══ Information provided

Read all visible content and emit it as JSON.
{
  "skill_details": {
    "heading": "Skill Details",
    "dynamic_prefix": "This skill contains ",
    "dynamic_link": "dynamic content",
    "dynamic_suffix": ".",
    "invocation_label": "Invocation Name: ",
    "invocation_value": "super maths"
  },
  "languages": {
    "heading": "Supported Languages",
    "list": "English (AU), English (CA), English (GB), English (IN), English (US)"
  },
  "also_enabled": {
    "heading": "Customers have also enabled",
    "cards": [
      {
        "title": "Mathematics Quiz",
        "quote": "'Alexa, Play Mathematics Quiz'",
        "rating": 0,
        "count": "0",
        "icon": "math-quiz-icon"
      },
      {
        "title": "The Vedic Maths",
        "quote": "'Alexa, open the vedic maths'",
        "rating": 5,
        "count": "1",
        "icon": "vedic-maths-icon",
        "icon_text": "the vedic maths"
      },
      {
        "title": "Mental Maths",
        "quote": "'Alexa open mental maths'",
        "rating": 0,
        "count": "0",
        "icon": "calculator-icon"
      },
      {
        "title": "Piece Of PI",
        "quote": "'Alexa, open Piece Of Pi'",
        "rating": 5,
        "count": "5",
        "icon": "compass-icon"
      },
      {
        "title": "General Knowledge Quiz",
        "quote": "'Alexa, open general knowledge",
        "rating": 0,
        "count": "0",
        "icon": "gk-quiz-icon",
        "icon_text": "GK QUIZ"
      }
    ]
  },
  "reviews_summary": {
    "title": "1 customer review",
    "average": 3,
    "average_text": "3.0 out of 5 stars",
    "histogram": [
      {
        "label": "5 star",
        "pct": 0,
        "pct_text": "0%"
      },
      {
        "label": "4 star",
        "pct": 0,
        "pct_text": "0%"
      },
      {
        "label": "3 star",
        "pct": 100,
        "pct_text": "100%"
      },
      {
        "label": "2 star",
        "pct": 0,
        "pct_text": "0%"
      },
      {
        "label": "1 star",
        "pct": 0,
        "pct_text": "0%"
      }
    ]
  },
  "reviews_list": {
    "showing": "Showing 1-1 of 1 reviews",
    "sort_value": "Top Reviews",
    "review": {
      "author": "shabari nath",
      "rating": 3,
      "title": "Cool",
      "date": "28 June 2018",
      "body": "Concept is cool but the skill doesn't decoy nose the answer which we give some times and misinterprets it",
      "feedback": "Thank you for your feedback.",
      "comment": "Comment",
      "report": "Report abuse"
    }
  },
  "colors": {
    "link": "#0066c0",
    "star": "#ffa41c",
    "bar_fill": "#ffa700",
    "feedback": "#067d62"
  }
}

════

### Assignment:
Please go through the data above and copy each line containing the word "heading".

### Solution:
    "heading": "Skill Details",
    "heading": "Supported Languages",
    "heading": "Customers have also enabled",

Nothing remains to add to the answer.